- [What you are asked to do]
The response should contain all of the data below, reproduced exactly, and no pictures.

- [Saved entries]
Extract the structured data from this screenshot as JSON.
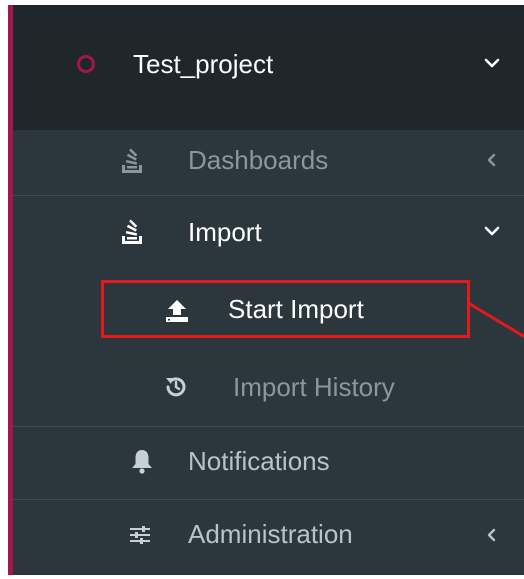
{
  "sidebar": {
    "project": {
      "label": "Test_project",
      "icon": "circle-outline-icon",
      "chevron": "chevron-down-icon",
      "accent_color": "#a3174d"
    },
    "items": [
      {
        "label": "Dashboards",
        "icon": "stack-icon",
        "chevron": "chevron-left-icon"
      },
      {
        "label": "Import",
        "icon": "stack-icon",
        "chevron": "chevron-down-icon"
      },
      {
        "label": "Start Import",
        "icon": "upload-icon",
        "highlighted": true,
        "highlight_color": "#e41919"
      },
      {
        "label": "Import History",
        "icon": "history-icon"
      },
      {
        "label": "Notifications",
        "icon": "bell-icon"
      },
      {
        "label": "Administration",
        "icon": "sliders-icon",
        "chevron": "chevron-left-icon"
      }
    ]
  }
}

- [Task result]
Extract the structured data from this screenshot as JSON.
{
  "sidebar": {
    "project": {
      "label": "Test_project",
      "icon": "circle-outline-icon",
      "chevron": "chevron-down-icon",
      "accent_color": "#a3174d"
    },
    "items": [
      {
        "label": "Dashboards",
        "icon": "stack-icon",
        "chevron": "chevron-left-icon"
      },
      {
        "label": "Import",
        "icon": "stack-icon",
        "chevron": "chevron-down-icon"
      },
      {
        "label": "Start Import",
        "icon": "upload-icon",
        "highlighted": true,
        "highlight_color": "#e41919"
      },
      {
        "label": "Import History",
        "icon": "history-icon"
      },
      {
        "label": "Notifications",
        "icon": "bell-icon"
      },
      {
        "label": "Administration",
        "icon": "sliders-icon",
        "chevron": "chevron-left-icon"
      }
    ]
  }
}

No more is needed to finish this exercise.